DATA PROVIDED START

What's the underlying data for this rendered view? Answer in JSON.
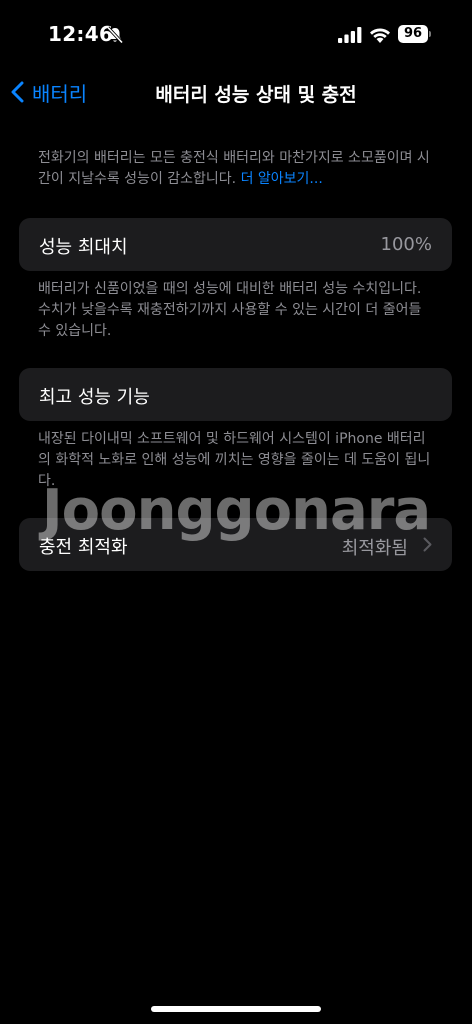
{
  "status_bar": {
    "time": "12:46",
    "battery_level": "96",
    "icons": [
      "bell-slash-icon",
      "cellular-signal-icon",
      "wifi-icon",
      "battery-icon"
    ]
  },
  "nav": {
    "back_label": "배터리",
    "title": "배터리 성능 상태 및 충전",
    "accent_color": "#0a84ff"
  },
  "intro": {
    "text": "전화기의 배터리는 모든 충전식 배터리와 마찬가지로 소모품이며 시간이 지날수록 성능이 감소합니다. ",
    "link": "더 알아보기..."
  },
  "max_capacity": {
    "label": "성능 최대치",
    "value": "100%",
    "footer": "배터리가 신품이었을 때의 성능에 대비한 배터리 성능 수치입니다. 수치가 낮을수록 재충전하기까지 사용할 수 있는 시간이 더 줄어들 수 있습니다."
  },
  "peak_performance": {
    "label": "최고 성능 기능",
    "footer": "내장된 다이내믹 소프트웨어 및 하드웨어 시스템이 iPhone 배터리의 화학적 노화로 인해 성능에 끼치는 영향을 줄이는 데 도움이 됩니다."
  },
  "charging_optimization": {
    "label": "충전 최적화",
    "value": "최적화됨"
  },
  "watermark": "Joonggonara"
}
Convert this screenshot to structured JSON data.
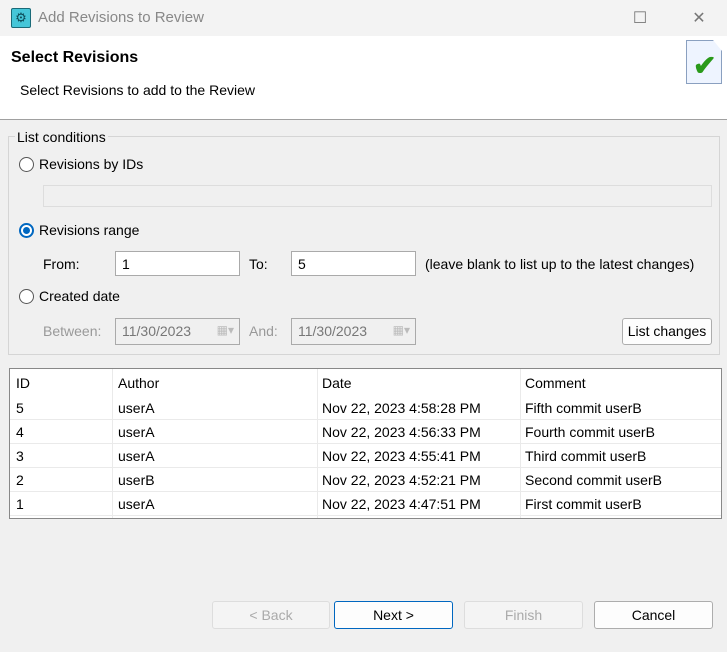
{
  "window": {
    "title": "Add Revisions to Review",
    "minimize": "—",
    "maximize": "☐",
    "close": "✕"
  },
  "header": {
    "title": "Select Revisions",
    "subtitle": "Select Revisions to add to the Review"
  },
  "conditions": {
    "group_label": "List conditions",
    "by_ids_label": "Revisions by IDs",
    "ids_value": "",
    "range_label": "Revisions range",
    "range_selected": true,
    "from_label": "From:",
    "from_value": "1",
    "to_label": "To:",
    "to_value": "5",
    "range_hint": "(leave blank to list up to the latest changes)",
    "date_label": "Created date",
    "between_label": "Between:",
    "between_value": "11/30/2023",
    "and_label": "And:",
    "and_value": "11/30/2023",
    "list_changes": "List changes"
  },
  "table": {
    "columns": [
      "ID",
      "Author",
      "Date",
      "Comment"
    ],
    "rows": [
      [
        "5",
        "userA",
        "Nov 22, 2023 4:58:28 PM",
        "Fifth commit userB"
      ],
      [
        "4",
        "userA",
        "Nov 22, 2023 4:56:33 PM",
        "Fourth commit userB"
      ],
      [
        "3",
        "userA",
        "Nov 22, 2023 4:55:41 PM",
        "Third commit userB"
      ],
      [
        "2",
        "userB",
        "Nov 22, 2023 4:52:21 PM",
        "Second commit userB"
      ],
      [
        "1",
        "userA",
        "Nov 22, 2023 4:47:51 PM",
        "First commit userB"
      ]
    ]
  },
  "buttons": {
    "back": "< Back",
    "next": "Next >",
    "finish": "Finish",
    "cancel": "Cancel"
  }
}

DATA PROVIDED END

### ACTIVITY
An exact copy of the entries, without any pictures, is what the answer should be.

### EXERCISE OUTPUT
What's the underlying data for this rendered view? Answer in JSON.
{
  "status_bar": {
    "time": "12:46",
    "battery_level": "96",
    "icons": [
      "bell-slash-icon",
      "cellular-signal-icon",
      "wifi-icon",
      "battery-icon"
    ]
  },
  "nav": {
    "back_label": "배터리",
    "title": "배터리 성능 상태 및 충전",
    "accent_color": "#0a84ff"
  },
  "intro": {
    "text": "전화기의 배터리는 모든 충전식 배터리와 마찬가지로 소모품이며 시간이 지날수록 성능이 감소합니다. ",
    "link": "더 알아보기..."
  },
  "max_capacity": {
    "label": "성능 최대치",
    "value": "100%",
    "footer": "배터리가 신품이었을 때의 성능에 대비한 배터리 성능 수치입니다. 수치가 낮을수록 재충전하기까지 사용할 수 있는 시간이 더 줄어들 수 있습니다."
  },
  "peak_performance": {
    "label": "최고 성능 기능",
    "footer": "내장된 다이내믹 소프트웨어 및 하드웨어 시스템이 iPhone 배터리의 화학적 노화로 인해 성능에 끼치는 영향을 줄이는 데 도움이 됩니다."
  },
  "charging_optimization": {
    "label": "충전 최적화",
    "value": "최적화됨"
  },
  "watermark": "Joonggonara"
}
Convert this screenshot to structured JSON data.
{
  "window": {
    "title": "Add Revisions to Review",
    "minimize": "—",
    "maximize": "☐",
    "close": "✕"
  },
  "header": {
    "title": "Select Revisions",
    "subtitle": "Select Revisions to add to the Review"
  },
  "conditions": {
    "group_label": "List conditions",
    "by_ids_label": "Revisions by IDs",
    "ids_value": "",
    "range_label": "Revisions range",
    "range_selected": true,
    "from_label": "From:",
    "from_value": "1",
    "to_label": "To:",
    "to_value": "5",
    "range_hint": "(leave blank to list up to the latest changes)",
    "date_label": "Created date",
    "between_label": "Between:",
    "between_value": "11/30/2023",
    "and_label": "And:",
    "and_value": "11/30/2023",
    "list_changes": "List changes"
  },
  "table": {
    "columns": [
      "ID",
      "Author",
      "Date",
      "Comment"
    ],
    "rows": [
      [
        "5",
        "userA",
        "Nov 22, 2023 4:58:28 PM",
        "Fifth commit userB"
      ],
      [
        "4",
        "userA",
        "Nov 22, 2023 4:56:33 PM",
        "Fourth commit userB"
      ],
      [
        "3",
        "userA",
        "Nov 22, 2023 4:55:41 PM",
        "Third commit userB"
      ],
      [
        "2",
        "userB",
        "Nov 22, 2023 4:52:21 PM",
        "Second commit userB"
      ],
      [
        "1",
        "userA",
        "Nov 22, 2023 4:47:51 PM",
        "First commit userB"
      ]
    ]
  },
  "buttons": {
    "back": "< Back",
    "next": "Next >",
    "finish": "Finish",
    "cancel": "Cancel"
  }
}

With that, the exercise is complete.